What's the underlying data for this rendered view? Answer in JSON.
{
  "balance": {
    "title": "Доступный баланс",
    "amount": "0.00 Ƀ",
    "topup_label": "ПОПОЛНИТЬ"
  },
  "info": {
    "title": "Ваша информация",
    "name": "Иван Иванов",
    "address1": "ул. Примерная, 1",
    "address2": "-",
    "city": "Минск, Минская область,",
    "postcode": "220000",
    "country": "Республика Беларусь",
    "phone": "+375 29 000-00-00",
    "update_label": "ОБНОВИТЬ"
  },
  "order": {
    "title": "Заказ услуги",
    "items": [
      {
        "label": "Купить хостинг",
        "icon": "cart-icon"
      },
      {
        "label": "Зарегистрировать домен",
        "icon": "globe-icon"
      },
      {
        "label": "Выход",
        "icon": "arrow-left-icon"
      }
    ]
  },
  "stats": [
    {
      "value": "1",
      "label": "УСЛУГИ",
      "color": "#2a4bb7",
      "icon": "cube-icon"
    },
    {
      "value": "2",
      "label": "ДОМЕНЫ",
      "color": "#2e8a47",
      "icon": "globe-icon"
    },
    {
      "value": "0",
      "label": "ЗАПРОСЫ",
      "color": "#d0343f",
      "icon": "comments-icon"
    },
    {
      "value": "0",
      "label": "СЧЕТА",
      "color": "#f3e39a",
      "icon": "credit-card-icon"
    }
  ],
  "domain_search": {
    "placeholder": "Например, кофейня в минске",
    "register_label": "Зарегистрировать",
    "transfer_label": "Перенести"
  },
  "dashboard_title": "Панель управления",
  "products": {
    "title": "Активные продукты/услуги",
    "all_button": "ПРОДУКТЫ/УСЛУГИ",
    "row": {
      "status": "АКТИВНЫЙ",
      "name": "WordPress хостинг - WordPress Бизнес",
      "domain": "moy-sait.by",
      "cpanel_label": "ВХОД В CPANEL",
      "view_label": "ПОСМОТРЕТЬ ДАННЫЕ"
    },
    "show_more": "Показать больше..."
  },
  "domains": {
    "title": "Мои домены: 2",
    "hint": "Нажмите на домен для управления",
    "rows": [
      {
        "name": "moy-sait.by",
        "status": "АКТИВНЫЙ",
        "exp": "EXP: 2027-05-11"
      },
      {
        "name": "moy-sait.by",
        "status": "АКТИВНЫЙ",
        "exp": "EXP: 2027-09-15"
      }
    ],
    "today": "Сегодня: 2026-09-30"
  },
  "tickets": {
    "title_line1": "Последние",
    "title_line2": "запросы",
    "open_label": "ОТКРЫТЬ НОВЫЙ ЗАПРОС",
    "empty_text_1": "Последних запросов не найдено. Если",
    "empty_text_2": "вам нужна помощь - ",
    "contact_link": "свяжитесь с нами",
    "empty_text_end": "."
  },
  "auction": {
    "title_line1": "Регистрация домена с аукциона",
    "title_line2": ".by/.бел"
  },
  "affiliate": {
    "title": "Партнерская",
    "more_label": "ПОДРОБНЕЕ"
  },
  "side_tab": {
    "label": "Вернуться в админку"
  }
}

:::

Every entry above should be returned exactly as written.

What's the underlying data for this rendered view? Answer in JSON.
{
  "balance": {
    "title": "Доступный баланс",
    "amount": "0.00 Ƀ",
    "topup_label": "ПОПОЛНИТЬ"
  },
  "info": {
    "title": "Ваша информация",
    "name": "Иван Иванов",
    "address1": "ул. Примерная, 1",
    "address2": "-",
    "city": "Минск, Минская область,",
    "postcode": "220000",
    "country": "Республика Беларусь",
    "phone": "+375 29 000-00-00",
    "update_label": "ОБНОВИТЬ"
  },
  "order": {
    "title": "Заказ услуги",
    "items": [
      {
        "label": "Купить хостинг",
        "icon": "cart-icon"
      },
      {
        "label": "Зарегистрировать домен",
        "icon": "globe-icon"
      },
      {
        "label": "Выход",
        "icon": "arrow-left-icon"
      }
    ]
  },
  "stats": [
    {
      "value": "1",
      "label": "УСЛУГИ",
      "color": "#2a4bb7",
      "icon": "cube-icon"
    },
    {
      "value": "2",
      "label": "ДОМЕНЫ",
      "color": "#2e8a47",
      "icon": "globe-icon"
    },
    {
      "value": "0",
      "label": "ЗАПРОСЫ",
      "color": "#d0343f",
      "icon": "comments-icon"
    },
    {
      "value": "0",
      "label": "СЧЕТА",
      "color": "#f3e39a",
      "icon": "credit-card-icon"
    }
  ],
  "domain_search": {
    "placeholder": "Например, кофейня в минске",
    "register_label": "Зарегистрировать",
    "transfer_label": "Перенести"
  },
  "dashboard_title": "Панель управления",
  "products": {
    "title": "Активные продукты/услуги",
    "all_button": "ПРОДУКТЫ/УСЛУГИ",
    "row": {
      "status": "АКТИВНЫЙ",
      "name": "WordPress хостинг - WordPress Бизнес",
      "domain": "moy-sait.by",
      "cpanel_label": "ВХОД В CPANEL",
      "view_label": "ПОСМОТРЕТЬ ДАННЫЕ"
    },
    "show_more": "Показать больше..."
  },
  "domains": {
    "title": "Мои домены: 2",
    "hint": "Нажмите на домен для управления",
    "rows": [
      {
        "name": "moy-sait.by",
        "status": "АКТИВНЫЙ",
        "exp": "EXP: 2027-05-11"
      },
      {
        "name": "moy-sait.by",
        "status": "АКТИВНЫЙ",
        "exp": "EXP: 2027-09-15"
      }
    ],
    "today": "Сегодня: 2026-09-30"
  },
  "tickets": {
    "title_line1": "Последние",
    "title_line2": "запросы",
    "open_label": "ОТКРЫТЬ НОВЫЙ ЗАПРОС",
    "empty_text_1": "Последних запросов не найдено. Если",
    "empty_text_2": "вам нужна помощь - ",
    "contact_link": "свяжитесь с нами",
    "empty_text_end": "."
  },
  "auction": {
    "title_line1": "Регистрация домена с аукциона",
    "title_line2": ".by/.бел"
  },
  "affiliate": {
    "title": "Партнерская",
    "more_label": "ПОДРОБНЕЕ"
  },
  "side_tab": {
    "label": "Вернуться в админку"
  }
}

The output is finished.